But now the curtain is dropt, Moses and Elias have resumed their places in heaven, and the glory of Tabor is no mre. Yot, though unseen, they ease not to instruct us. Tough withdrawn, they aie in the midst of us still; the distinction of past and fu. ture they feel no longer, and separation by space cannot keep celestial beings asunder
Providence brought together into one place ibe giver and restorer of the law; and the first harbirigers of the gospel blending earth and hearen together in homage to the Son of God. And all distance between them too is now forever done away. Remote as we are, we behold them together in a stare of glorious perfection, but permitted to converse with us no more. But be is with us still, their Lord and vurs; bis voice we can still hear, after they are silenced, and Him we are commanded to hear." Jesus Chrisi, the same yes: erday, and to day, and forever :" " T Hiin all the propbets give witness," and he is “the en tot the law for righteousness to every one that believeth."
And thus bave we finished our proposed delineation of the lives of the patriarchs, from Allam, the faber of the human race, down 10 Moses, the great legisla. tor and prophet of the Hebrew nation; with the intermediate illustrious personages, wbom the spirit of God has preserved from oblivion, for our information and use; wbum Providence raised ap in the earlier ages of the world, to occupy distinguished stations, and to accomplish important designs; who, by their respective characters, offices and declaration , predici ed or prefig. ured the Messiah; vho edified the world, while they lived, by their doc:rine and example ; and who, being dead, continue living monitors and instruciors of man. kivd.
While we contemplate the progress of these venerable figures along the plain of existence, we feel vurselves in motion, we are hurrying down the stream, we begin to mingle with the assembly of the departed, we leave our place among men emiwy.

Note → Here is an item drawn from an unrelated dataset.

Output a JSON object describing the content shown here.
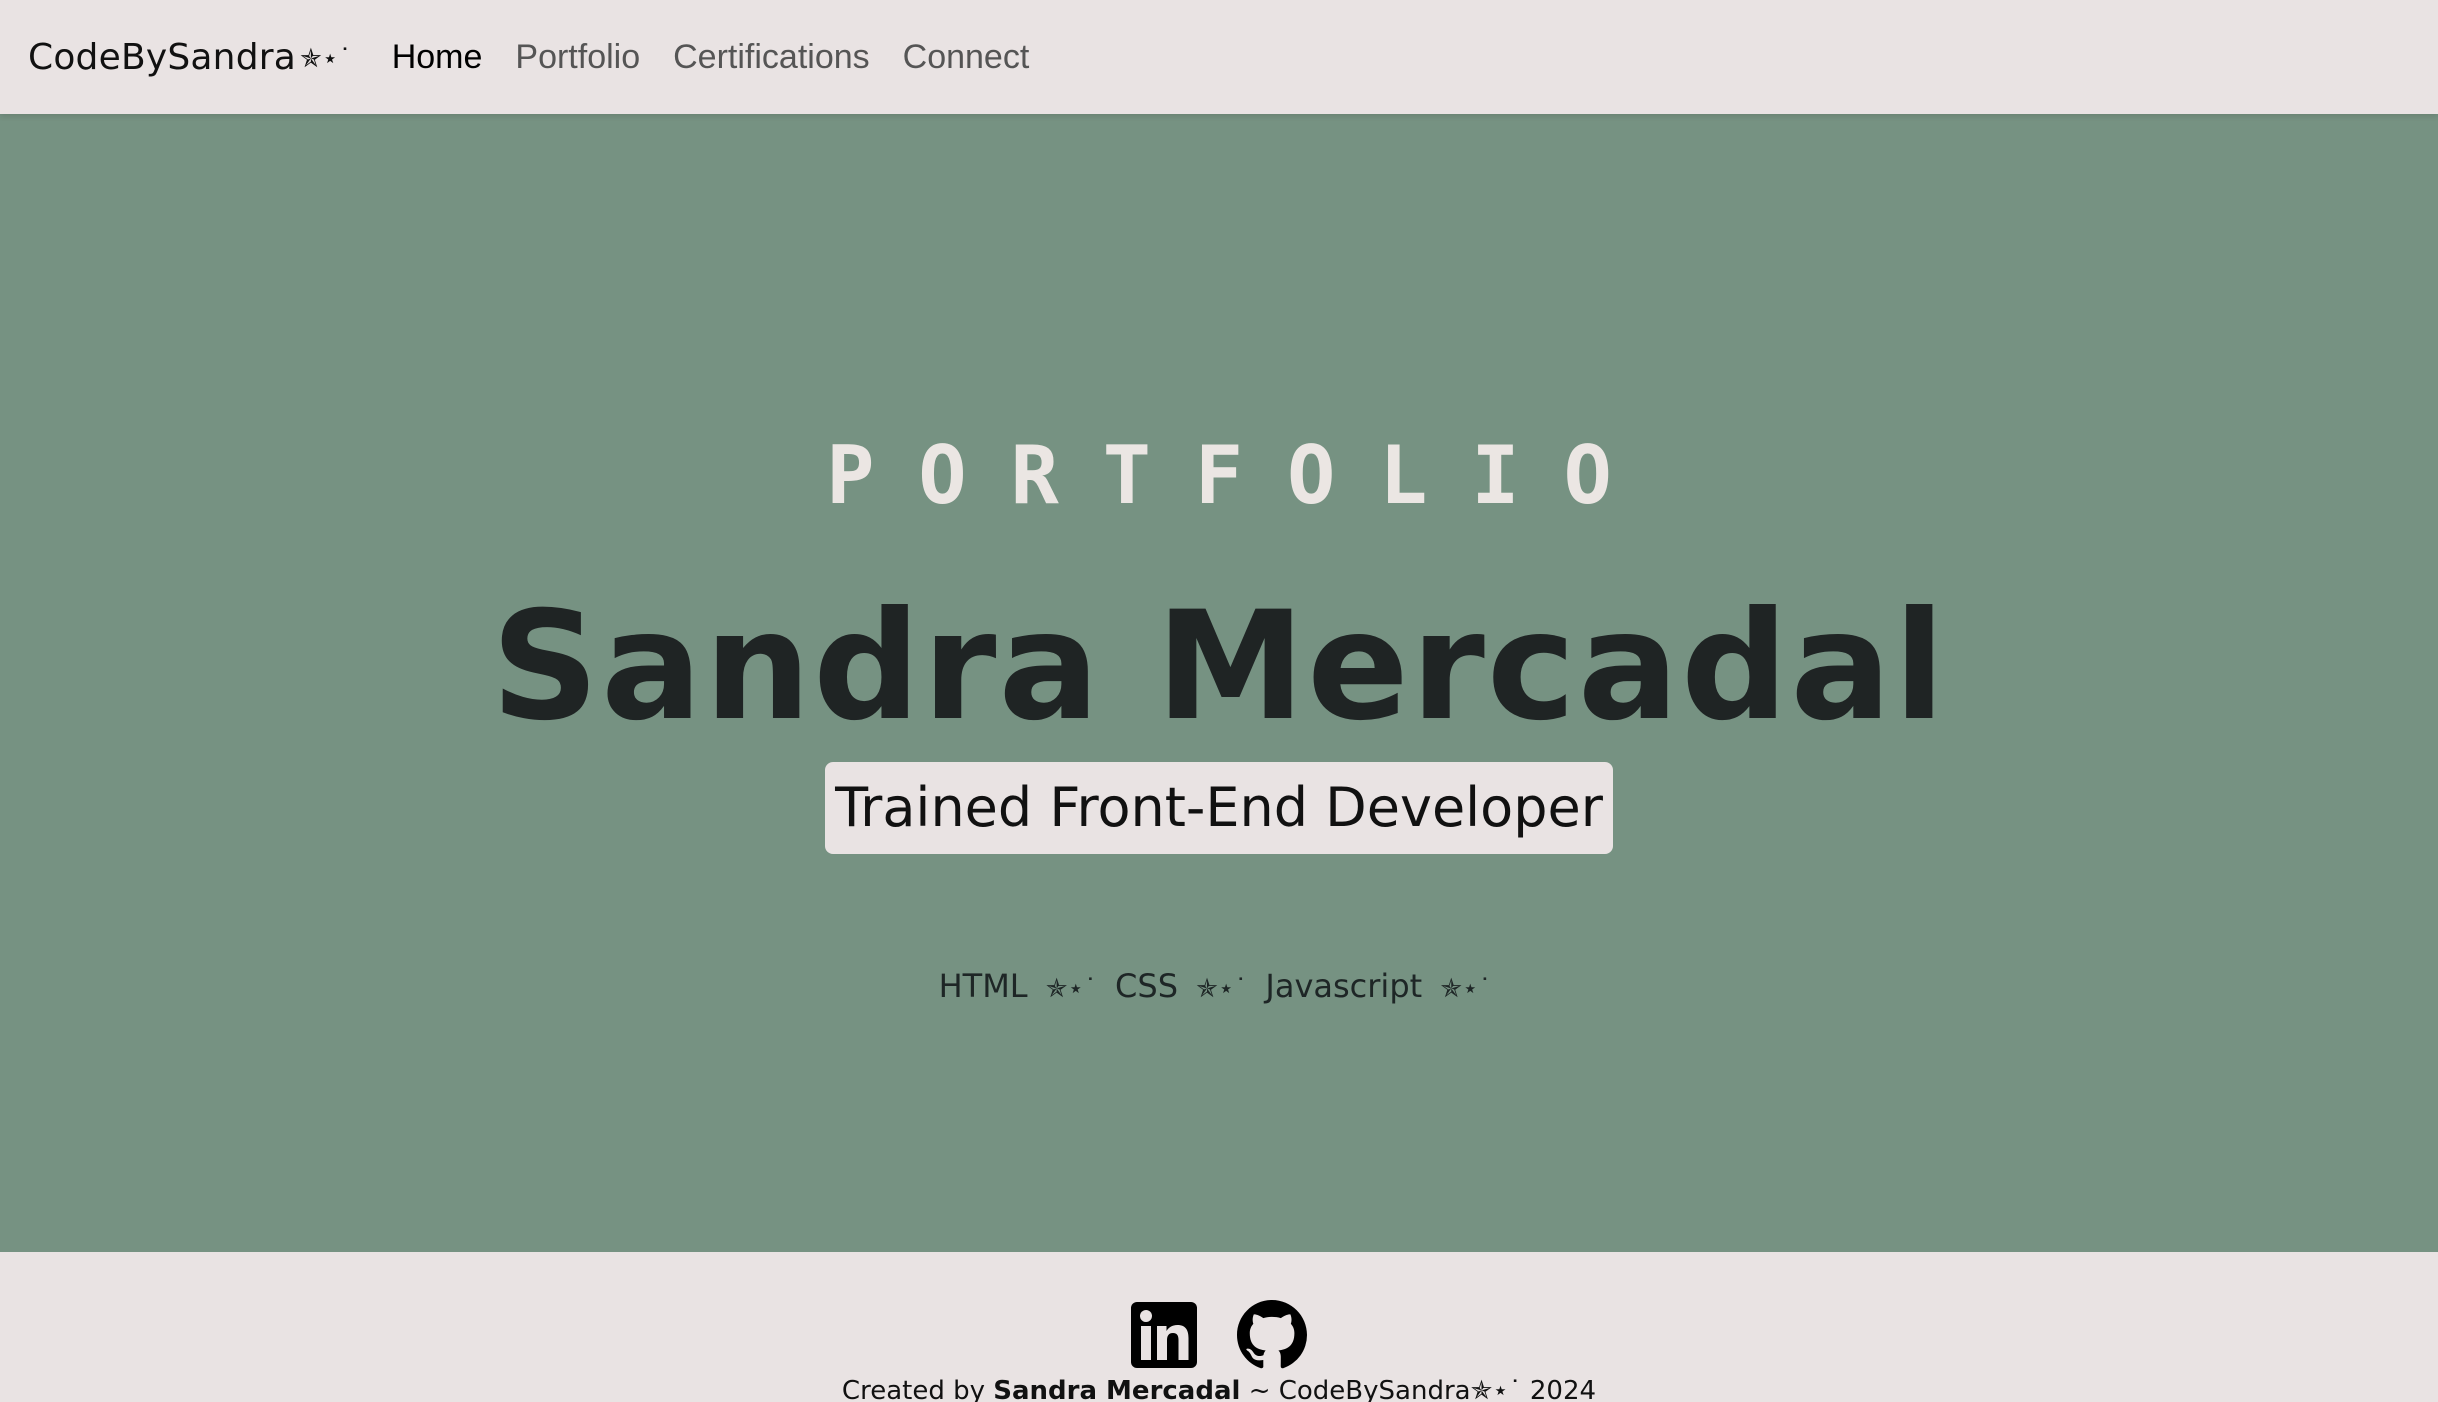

Of those who entered with us on this career of meditation, “ some are not;" their course is finished, thy bave fulfilled their day, they are gone in join the men who lived beyond the flood. The cold Land of dealb has trozeu p sume